● WORK INSTRUCTION
Exactly and only the lines from the line holding "Give me the" to the end of the records should be reproduced. Leave pictures out.

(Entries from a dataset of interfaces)
◆ ◆ ◆

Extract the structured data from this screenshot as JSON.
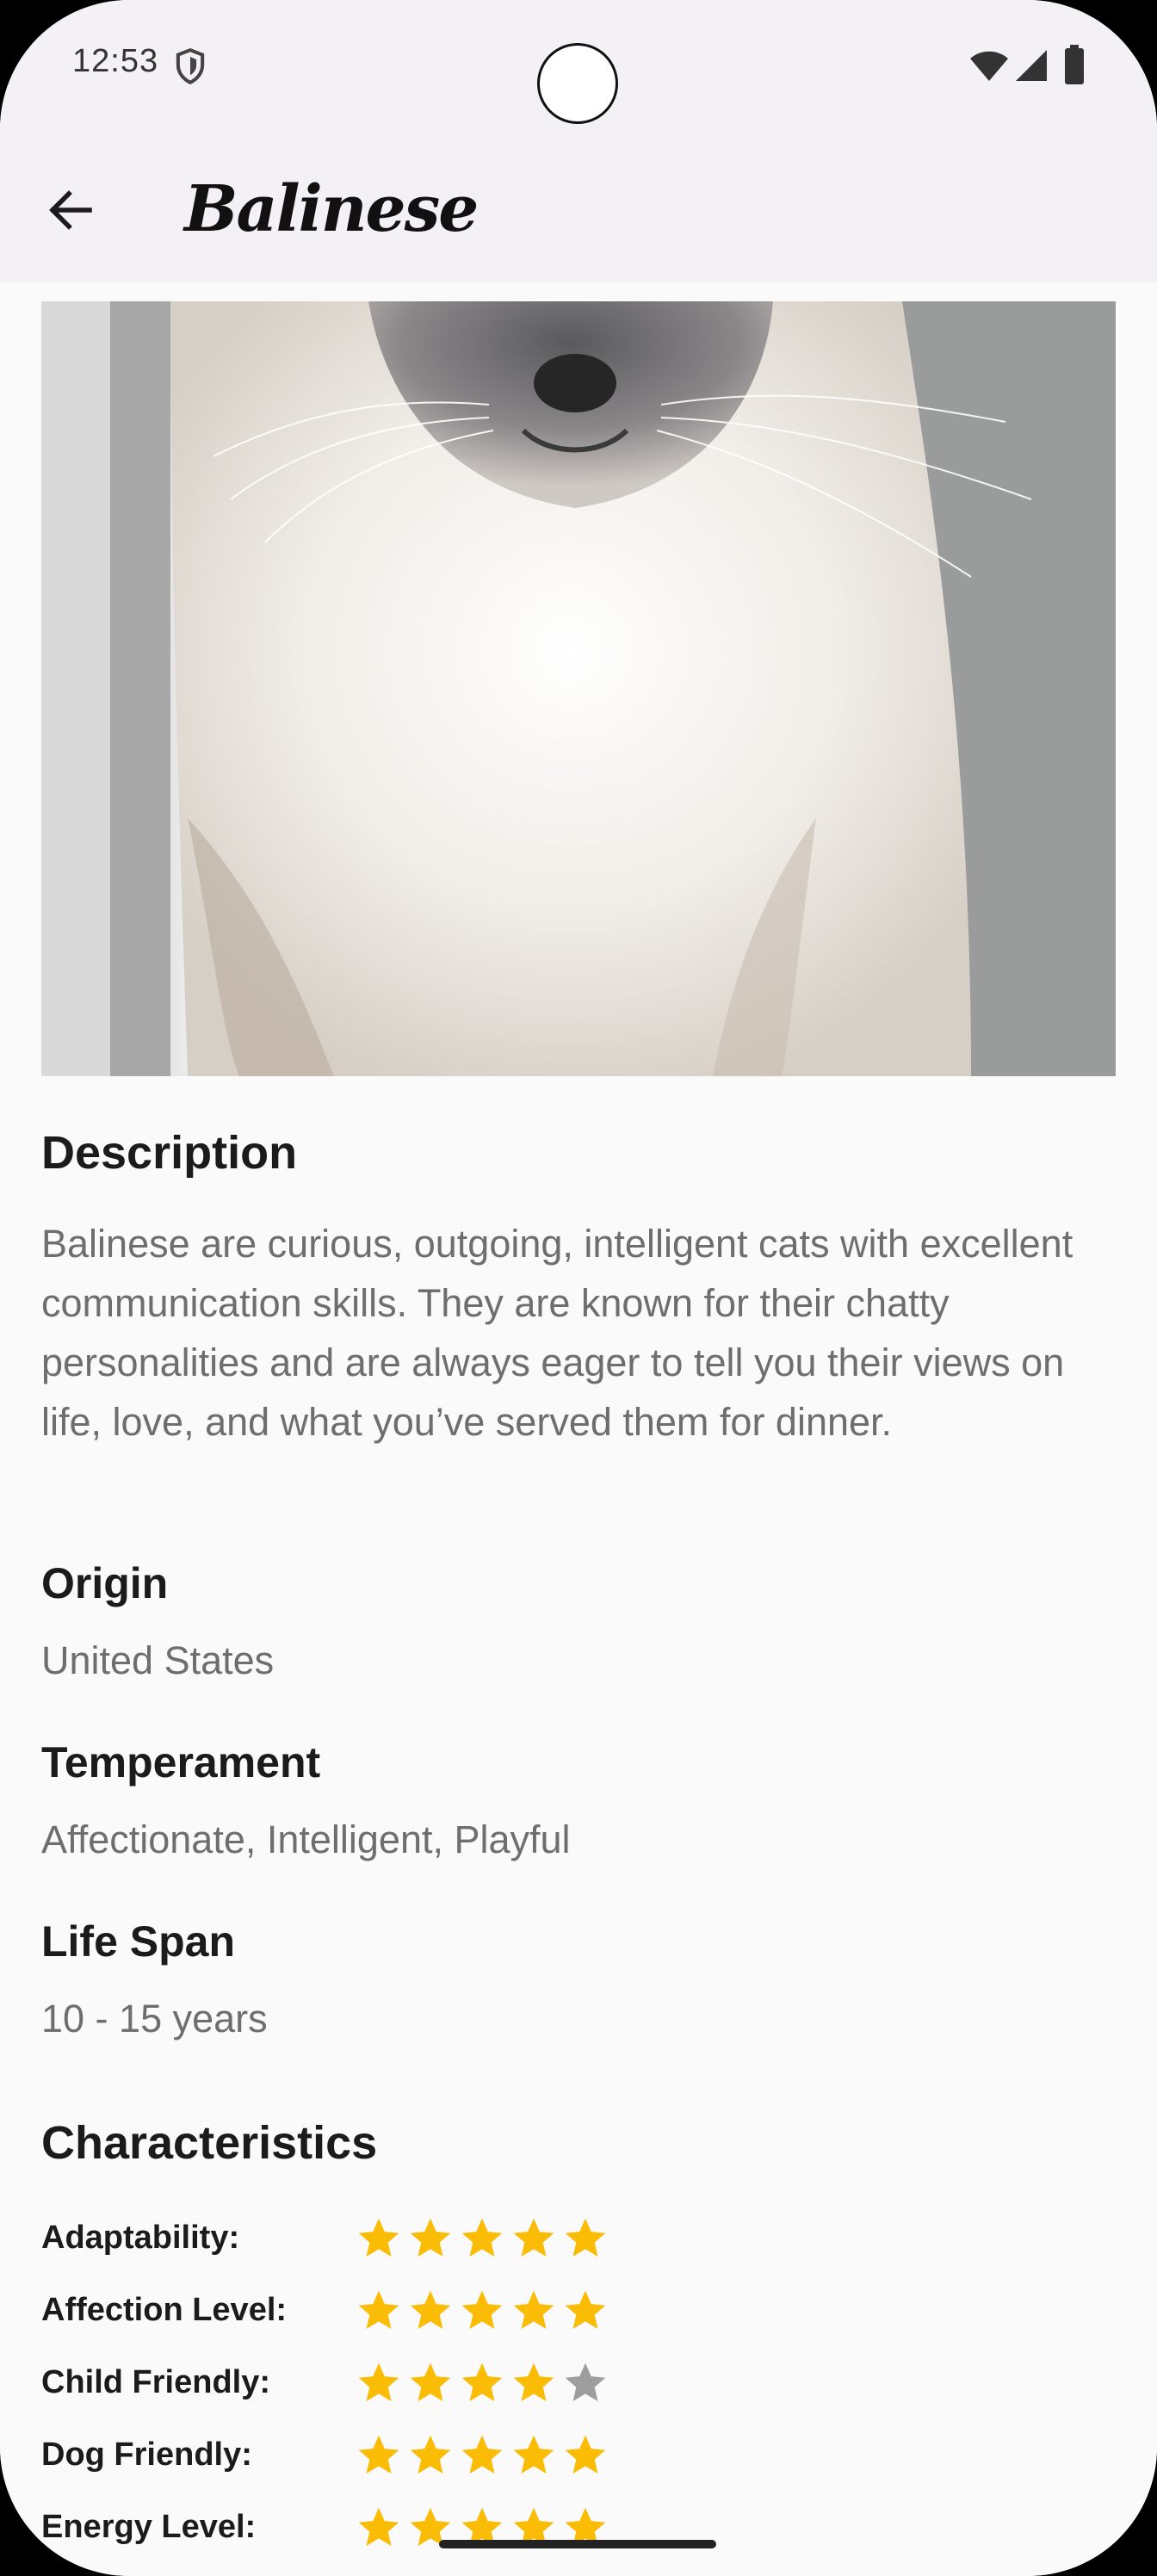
{
  "status_bar": {
    "time": "12:53",
    "icons": [
      "shield-icon",
      "wifi-icon",
      "signal-icon",
      "battery-icon"
    ]
  },
  "app_bar": {
    "back_icon": "arrow-left-icon",
    "title": "Balinese"
  },
  "hero_image": {
    "subject": "cat-photo"
  },
  "description": {
    "heading": "Description",
    "text": "Balinese are curious, outgoing, intelligent cats with excellent communication skills. They are known for their chatty personalities and are always eager to tell you their views on life, love, and what you’ve served them for dinner."
  },
  "origin": {
    "heading": "Origin",
    "value": "United States"
  },
  "temperament": {
    "heading": "Temperament",
    "value": "Affectionate, Intelligent, Playful"
  },
  "life_span": {
    "heading": "Life Span",
    "value": "10 - 15 years"
  },
  "characteristics": {
    "heading": "Characteristics",
    "max_rating": 5,
    "items": [
      {
        "label": "Adaptability:",
        "rating": 5
      },
      {
        "label": "Affection Level:",
        "rating": 5
      },
      {
        "label": "Child Friendly:",
        "rating": 4
      },
      {
        "label": "Dog Friendly:",
        "rating": 5
      },
      {
        "label": "Energy Level:",
        "rating": 5
      }
    ]
  },
  "colors": {
    "star_filled": "#fbbc05",
    "star_empty": "#9e9e9e",
    "app_bar_bg": "#f3f1f6",
    "page_bg": "#fafafa"
  }
}
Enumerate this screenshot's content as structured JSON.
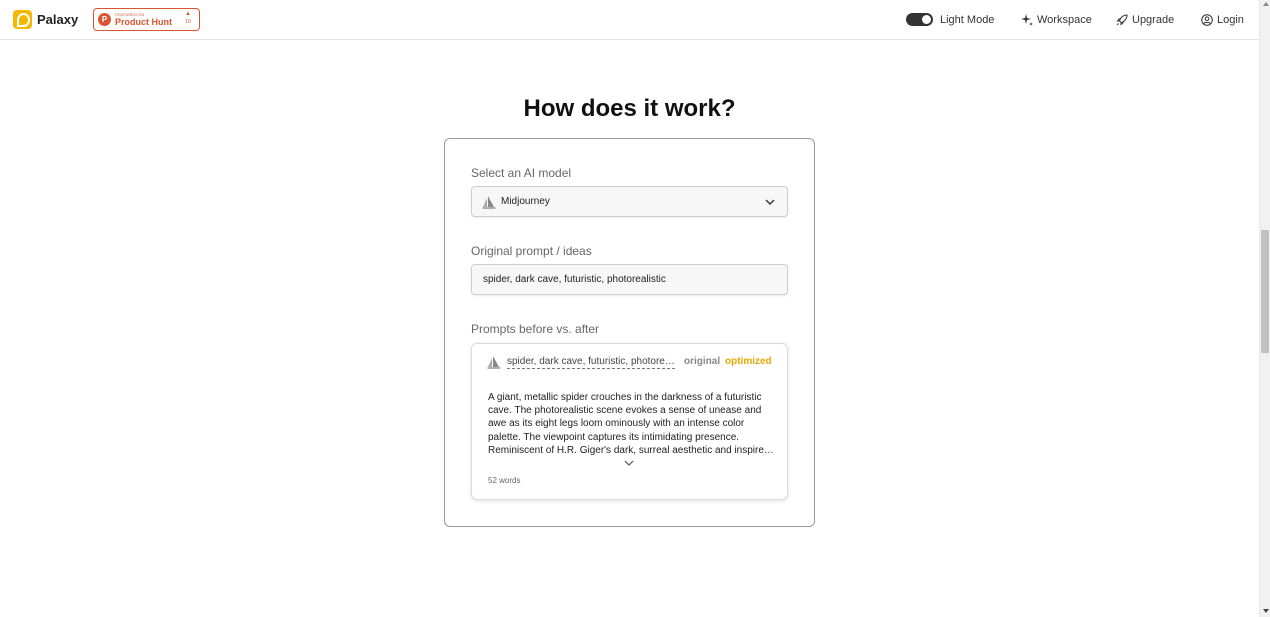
{
  "header": {
    "brand": "Palaxy",
    "product_hunt": {
      "small_text": "FEATURED ON",
      "name": "Product Hunt",
      "vote_arrow": "▲",
      "vote_count": "10",
      "icon_letter": "P"
    },
    "nav": {
      "light_mode": "Light Mode",
      "workspace": "Workspace",
      "upgrade": "Upgrade",
      "login": "Login"
    }
  },
  "main": {
    "title": "How does it work?",
    "model_select": {
      "label": "Select an AI model",
      "value": "Midjourney"
    },
    "prompt_input": {
      "label": "Original prompt / ideas",
      "value": "spider, dark cave, futuristic, photorealistic"
    },
    "compare": {
      "label": "Prompts before vs. after",
      "prompt": "spider, dark cave, futuristic, photorealistic",
      "tab_original": "original",
      "tab_optimized": "optimized",
      "lines": [
        "A giant, metallic spider crouches in the darkness of a futuristic",
        "cave. The photorealistic scene evokes a sense of unease and",
        "awe as its eight legs loom ominously with an intense color",
        "palette. The viewpoint captures its intimidating presence.",
        "Reminiscent of H.R. Giger's dark, surreal aesthetic and inspired by"
      ],
      "word_count": "52 words"
    }
  },
  "colors": {
    "accent": "#e6a700",
    "brand": "#f5b800",
    "product_hunt": "#da552f"
  }
}
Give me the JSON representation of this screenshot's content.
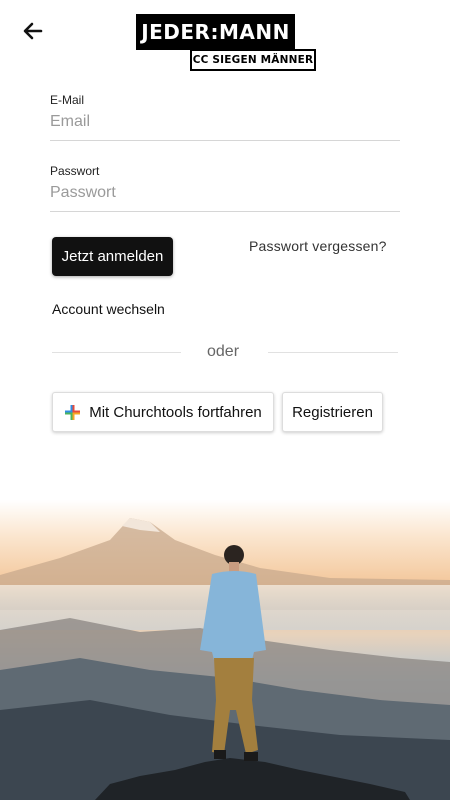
{
  "header": {
    "back_icon": "arrow-left-icon",
    "logo_main": "JEDER:MANN",
    "logo_sub": "CC SIEGEN MÄNNER"
  },
  "form": {
    "email_label": "E-Mail",
    "email_placeholder": "Email",
    "email_value": "",
    "password_label": "Passwort",
    "password_placeholder": "Passwort",
    "password_value": "",
    "login_button": "Jetzt anmelden",
    "forgot_password": "Passwort vergessen?",
    "switch_account": "Account wechseln"
  },
  "divider_text": "oder",
  "alt_actions": {
    "churchtools_button": "Mit Churchtools fortfahren",
    "churchtools_icon": "churchtools-cross-icon",
    "register_button": "Registrieren"
  },
  "colors": {
    "primary_button": "#111111",
    "churchtools_blue": "#2f8de4",
    "churchtools_red": "#e54b3c",
    "churchtools_green": "#49b35f",
    "churchtools_orange": "#f5a623"
  }
}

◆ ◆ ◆

● EXERCISE OUTPUT
Give me the JSON representation of this screenshot's content.
{
  "header": {
    "back_icon": "arrow-left-icon",
    "logo_main": "JEDER:MANN",
    "logo_sub": "CC SIEGEN MÄNNER"
  },
  "form": {
    "email_label": "E-Mail",
    "email_placeholder": "Email",
    "email_value": "",
    "password_label": "Passwort",
    "password_placeholder": "Passwort",
    "password_value": "",
    "login_button": "Jetzt anmelden",
    "forgot_password": "Passwort vergessen?",
    "switch_account": "Account wechseln"
  },
  "divider_text": "oder",
  "alt_actions": {
    "churchtools_button": "Mit Churchtools fortfahren",
    "churchtools_icon": "churchtools-cross-icon",
    "register_button": "Registrieren"
  },
  "colors": {
    "primary_button": "#111111",
    "churchtools_blue": "#2f8de4",
    "churchtools_red": "#e54b3c",
    "churchtools_green": "#49b35f",
    "churchtools_orange": "#f5a623"
  }
}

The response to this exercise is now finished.